Medical errors are a continuing issue for healthcare organizations and can lead to patient harm or death. To bring about organizational learning and therefore reduce medical errors, information must successfully flow through an organization. Nurse managers play an essential role as the conduit of information between frontline staff and the organization. The primary purpose of this study is to describe the decision-making process of how nurse managers actively select and transmit information on patient safety concerns. A qualitative constructivist grounded theory approach was used. Nineteen unit-level nurse managers, working full-time in an acute care hospital with a minimum of one-year experience were recruited through professional nursing organizations and snowball recruitment. Semi-structured, conversational, one-on-one interviews were conducted via Zoom or phone call, per the participant's preference. An initial interview guide based on the STOPS framework was used. Participants reported that after they acquired patient safety information, they quickly assessed whether or not the issue was severe and relevant. Then they prioritized the information based on the degree of the severity and relevance, the information source and type, and whether they needed feedback, guidance, or support. The prioritization step determined what mode and how frequently the message was forwarded. Although severity was a consistent consideration on whether to forward information, nurse managers struggled to define the concept. This study suggests that when a patient safety issue is on the extremes of the severity and relevance spectrum the decision-making process is clear. Whether to forward the information that was not on the extremes is less clear and more varied among nurse managers. This part of the decision-making process was inconsistent among nurse managers and has the potential for information to get lost. At the time of the interviews, COVID-19 had created an influx of patients into hospitals, which strained healthcare systems and providers. Nurse managers are in a position where they have insight on how COVID-19 has affected patient safety and can communicate that to their staff and into the organization. Therefore, a secondary thematic analysis of the data was conducted concerning the effects of COVID-19 on patient safety. Nurse managers identified several risks to patient safety that were exacerbated and created by COVID-19. Worsening staffing shortages have negatively affected staff psychological well-being, compelled nurses to work beyond their skill set, and necessitated providing only the mere essentials of nursing care. Burnout and patient isolation have also compounded patient safety concerns. But in the chaos and confusion, nurse managers were able to see some positives that resulted from the pandemic, such as improved teamwork, vigilance, and learning new skills, which can be used to better weather the next pandemic.
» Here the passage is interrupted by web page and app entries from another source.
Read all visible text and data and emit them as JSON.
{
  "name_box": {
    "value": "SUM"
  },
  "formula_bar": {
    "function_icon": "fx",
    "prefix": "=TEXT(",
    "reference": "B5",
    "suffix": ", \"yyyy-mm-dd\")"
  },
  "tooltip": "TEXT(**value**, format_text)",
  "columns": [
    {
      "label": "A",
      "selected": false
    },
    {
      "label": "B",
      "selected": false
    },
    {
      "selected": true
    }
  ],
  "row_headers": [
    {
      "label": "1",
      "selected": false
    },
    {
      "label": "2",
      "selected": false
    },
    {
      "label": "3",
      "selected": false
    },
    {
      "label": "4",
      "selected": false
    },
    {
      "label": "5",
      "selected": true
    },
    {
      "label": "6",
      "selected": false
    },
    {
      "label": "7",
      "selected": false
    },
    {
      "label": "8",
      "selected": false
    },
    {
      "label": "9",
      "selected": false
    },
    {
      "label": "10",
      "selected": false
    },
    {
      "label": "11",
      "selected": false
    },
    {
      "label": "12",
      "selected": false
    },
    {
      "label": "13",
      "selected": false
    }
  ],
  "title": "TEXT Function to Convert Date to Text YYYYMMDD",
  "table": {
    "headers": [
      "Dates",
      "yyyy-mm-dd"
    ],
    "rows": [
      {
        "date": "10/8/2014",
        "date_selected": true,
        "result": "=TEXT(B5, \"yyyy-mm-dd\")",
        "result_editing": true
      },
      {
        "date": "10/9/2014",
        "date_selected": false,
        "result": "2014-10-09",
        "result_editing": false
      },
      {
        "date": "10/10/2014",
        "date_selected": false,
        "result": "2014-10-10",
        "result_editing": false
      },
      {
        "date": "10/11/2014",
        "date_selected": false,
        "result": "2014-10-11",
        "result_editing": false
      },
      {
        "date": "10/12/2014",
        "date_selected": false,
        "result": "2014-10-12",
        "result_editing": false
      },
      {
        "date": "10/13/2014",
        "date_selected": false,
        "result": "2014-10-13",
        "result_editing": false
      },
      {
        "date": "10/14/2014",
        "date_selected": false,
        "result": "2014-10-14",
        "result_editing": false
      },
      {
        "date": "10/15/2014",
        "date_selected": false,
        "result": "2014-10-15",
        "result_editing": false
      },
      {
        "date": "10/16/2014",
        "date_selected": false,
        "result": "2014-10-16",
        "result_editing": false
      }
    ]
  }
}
If this is your thesis or dissertation, and want to learn how to access it or for more information about readership statistics, contact us at STARS@ucf.edu.
Doctor of Philosophy (Ph.D.)
College of Nursing
Length of Campus-only Access
Doctoral Dissertation (Open Access)
Deatrick, Christine, "Nurse Managers' Patient Safety Communication" (2022). Electronic Theses and Dissertations, 2020-. 995.
Restricted to the UCF community until May 2022; it will then be open access.